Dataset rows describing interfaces

◆ ◆ ◆ ◆

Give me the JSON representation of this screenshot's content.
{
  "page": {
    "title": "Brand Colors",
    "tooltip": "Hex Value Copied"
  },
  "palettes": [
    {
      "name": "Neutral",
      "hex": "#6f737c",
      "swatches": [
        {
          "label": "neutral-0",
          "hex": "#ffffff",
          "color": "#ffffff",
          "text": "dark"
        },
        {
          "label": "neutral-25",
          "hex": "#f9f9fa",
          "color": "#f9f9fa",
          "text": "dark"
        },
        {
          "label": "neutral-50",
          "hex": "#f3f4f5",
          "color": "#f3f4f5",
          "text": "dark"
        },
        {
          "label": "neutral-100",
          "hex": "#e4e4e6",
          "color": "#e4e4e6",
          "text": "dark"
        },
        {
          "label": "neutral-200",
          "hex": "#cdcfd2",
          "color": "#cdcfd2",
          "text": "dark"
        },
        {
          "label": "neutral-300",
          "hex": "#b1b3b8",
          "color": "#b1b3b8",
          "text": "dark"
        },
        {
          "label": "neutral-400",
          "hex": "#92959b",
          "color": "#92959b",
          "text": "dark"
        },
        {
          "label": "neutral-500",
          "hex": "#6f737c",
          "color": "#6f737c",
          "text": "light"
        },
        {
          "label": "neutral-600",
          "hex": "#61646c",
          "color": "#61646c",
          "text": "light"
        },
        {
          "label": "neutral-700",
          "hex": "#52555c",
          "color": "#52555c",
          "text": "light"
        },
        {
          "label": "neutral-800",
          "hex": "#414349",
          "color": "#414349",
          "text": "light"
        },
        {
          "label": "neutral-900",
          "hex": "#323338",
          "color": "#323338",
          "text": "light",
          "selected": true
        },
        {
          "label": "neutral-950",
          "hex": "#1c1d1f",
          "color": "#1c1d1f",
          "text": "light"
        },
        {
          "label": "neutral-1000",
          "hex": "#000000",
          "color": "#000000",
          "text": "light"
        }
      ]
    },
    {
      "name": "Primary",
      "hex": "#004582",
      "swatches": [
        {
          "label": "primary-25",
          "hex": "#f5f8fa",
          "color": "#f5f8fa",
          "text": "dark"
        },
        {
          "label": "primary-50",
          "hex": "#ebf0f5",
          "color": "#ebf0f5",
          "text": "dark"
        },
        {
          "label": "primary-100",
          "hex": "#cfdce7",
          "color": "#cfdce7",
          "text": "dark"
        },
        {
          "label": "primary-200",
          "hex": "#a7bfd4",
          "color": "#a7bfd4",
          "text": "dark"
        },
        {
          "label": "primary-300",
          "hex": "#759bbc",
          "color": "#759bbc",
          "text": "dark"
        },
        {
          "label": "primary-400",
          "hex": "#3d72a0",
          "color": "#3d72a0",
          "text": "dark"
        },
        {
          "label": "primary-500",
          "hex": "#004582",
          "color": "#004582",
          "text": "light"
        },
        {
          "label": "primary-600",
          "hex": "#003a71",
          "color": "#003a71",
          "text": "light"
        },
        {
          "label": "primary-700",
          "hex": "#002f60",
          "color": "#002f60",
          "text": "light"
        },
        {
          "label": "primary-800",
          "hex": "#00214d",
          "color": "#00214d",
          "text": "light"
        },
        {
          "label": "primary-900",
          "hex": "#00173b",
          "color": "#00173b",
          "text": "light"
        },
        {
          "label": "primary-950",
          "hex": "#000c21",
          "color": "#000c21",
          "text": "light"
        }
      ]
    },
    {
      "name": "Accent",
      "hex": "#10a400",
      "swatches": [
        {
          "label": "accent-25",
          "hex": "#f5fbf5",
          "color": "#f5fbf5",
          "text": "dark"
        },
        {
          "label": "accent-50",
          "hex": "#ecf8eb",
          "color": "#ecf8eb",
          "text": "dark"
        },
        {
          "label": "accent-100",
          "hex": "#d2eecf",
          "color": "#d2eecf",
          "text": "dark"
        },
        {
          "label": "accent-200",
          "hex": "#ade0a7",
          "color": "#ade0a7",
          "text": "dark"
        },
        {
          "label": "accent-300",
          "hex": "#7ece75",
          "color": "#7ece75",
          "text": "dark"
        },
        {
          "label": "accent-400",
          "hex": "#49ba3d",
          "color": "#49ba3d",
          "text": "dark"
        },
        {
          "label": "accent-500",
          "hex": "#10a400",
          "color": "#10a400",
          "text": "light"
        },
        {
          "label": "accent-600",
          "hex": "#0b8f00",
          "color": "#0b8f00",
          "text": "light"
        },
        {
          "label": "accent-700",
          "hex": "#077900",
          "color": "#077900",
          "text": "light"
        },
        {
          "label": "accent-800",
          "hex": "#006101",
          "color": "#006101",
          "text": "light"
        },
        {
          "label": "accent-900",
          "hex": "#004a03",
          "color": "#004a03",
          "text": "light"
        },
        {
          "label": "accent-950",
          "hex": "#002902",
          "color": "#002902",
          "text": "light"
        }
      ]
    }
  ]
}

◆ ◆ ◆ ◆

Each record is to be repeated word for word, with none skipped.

ANSWER BOX
Give me the JSON representation of this screenshot's content.
{
  "page": {
    "title": "Brand Colors",
    "tooltip": "Hex Value Copied"
  },
  "palettes": [
    {
      "name": "Neutral",
      "hex": "#6f737c",
      "swatches": [
        {
          "label": "neutral-0",
          "hex": "#ffffff",
          "color": "#ffffff",
          "text": "dark"
        },
        {
          "label": "neutral-25",
          "hex": "#f9f9fa",
          "color": "#f9f9fa",
          "text": "dark"
        },
        {
          "label": "neutral-50",
          "hex": "#f3f4f5",
          "color": "#f3f4f5",
          "text": "dark"
        },
        {
          "label": "neutral-100",
          "hex": "#e4e4e6",
          "color": "#e4e4e6",
          "text": "dark"
        },
        {
          "label": "neutral-200",
          "hex": "#cdcfd2",
          "color": "#cdcfd2",
          "text": "dark"
        },
        {
          "label": "neutral-300",
          "hex": "#b1b3b8",
          "color": "#b1b3b8",
          "text": "dark"
        },
        {
          "label": "neutral-400",
          "hex": "#92959b",
          "color": "#92959b",
          "text": "dark"
        },
        {
          "label": "neutral-500",
          "hex": "#6f737c",
          "color": "#6f737c",
          "text": "light"
        },
        {
          "label": "neutral-600",
          "hex": "#61646c",
          "color": "#61646c",
          "text": "light"
        },
        {
          "label": "neutral-700",
          "hex": "#52555c",
          "color": "#52555c",
          "text": "light"
        },
        {
          "label": "neutral-800",
          "hex": "#414349",
          "color": "#414349",
          "text": "light"
        },
        {
          "label": "neutral-900",
          "hex": "#323338",
          "color": "#323338",
          "text": "light",
          "selected": true
        },
        {
          "label": "neutral-950",
          "hex": "#1c1d1f",
          "color": "#1c1d1f",
          "text": "light"
        },
        {
          "label": "neutral-1000",
          "hex": "#000000",
          "color": "#000000",
          "text": "light"
        }
      ]
    },
    {
      "name": "Primary",
      "hex": "#004582",
      "swatches": [
        {
          "label": "primary-25",
          "hex": "#f5f8fa",
          "color": "#f5f8fa",
          "text": "dark"
        },
        {
          "label": "primary-50",
          "hex": "#ebf0f5",
          "color": "#ebf0f5",
          "text": "dark"
        },
        {
          "label": "primary-100",
          "hex": "#cfdce7",
          "color": "#cfdce7",
          "text": "dark"
        },
        {
          "label": "primary-200",
          "hex": "#a7bfd4",
          "color": "#a7bfd4",
          "text": "dark"
        },
        {
          "label": "primary-300",
          "hex": "#759bbc",
          "color": "#759bbc",
          "text": "dark"
        },
        {
          "label": "primary-400",
          "hex": "#3d72a0",
          "color": "#3d72a0",
          "text": "dark"
        },
        {
          "label": "primary-500",
          "hex": "#004582",
          "color": "#004582",
          "text": "light"
        },
        {
          "label": "primary-600",
          "hex": "#003a71",
          "color": "#003a71",
          "text": "light"
        },
        {
          "label": "primary-700",
          "hex": "#002f60",
          "color": "#002f60",
          "text": "light"
        },
        {
          "label": "primary-800",
          "hex": "#00214d",
          "color": "#00214d",
          "text": "light"
        },
        {
          "label": "primary-900",
          "hex": "#00173b",
          "color": "#00173b",
          "text": "light"
        },
        {
          "label": "primary-950",
          "hex": "#000c21",
          "color": "#000c21",
          "text": "light"
        }
      ]
    },
    {
      "name": "Accent",
      "hex": "#10a400",
      "swatches": [
        {
          "label": "accent-25",
          "hex": "#f5fbf5",
          "color": "#f5fbf5",
          "text": "dark"
        },
        {
          "label": "accent-50",
          "hex": "#ecf8eb",
          "color": "#ecf8eb",
          "text": "dark"
        },
        {
          "label": "accent-100",
          "hex": "#d2eecf",
          "color": "#d2eecf",
          "text": "dark"
        },
        {
          "label": "accent-200",
          "hex": "#ade0a7",
          "color": "#ade0a7",
          "text": "dark"
        },
        {
          "label": "accent-300",
          "hex": "#7ece75",
          "color": "#7ece75",
          "text": "dark"
        },
        {
          "label": "accent-400",
          "hex": "#49ba3d",
          "color": "#49ba3d",
          "text": "dark"
        },
        {
          "label": "accent-500",
          "hex": "#10a400",
          "color": "#10a400",
          "text": "light"
        },
        {
          "label": "accent-600",
          "hex": "#0b8f00",
          "color": "#0b8f00",
          "text": "light"
        },
        {
          "label": "accent-700",
          "hex": "#077900",
          "color": "#077900",
          "text": "light"
        },
        {
          "label": "accent-800",
          "hex": "#006101",
          "color": "#006101",
          "text": "light"
        },
        {
          "label": "accent-900",
          "hex": "#004a03",
          "color": "#004a03",
          "text": "light"
        },
        {
          "label": "accent-950",
          "hex": "#002902",
          "color": "#002902",
          "text": "light"
        }
      ]
    }
  ]
}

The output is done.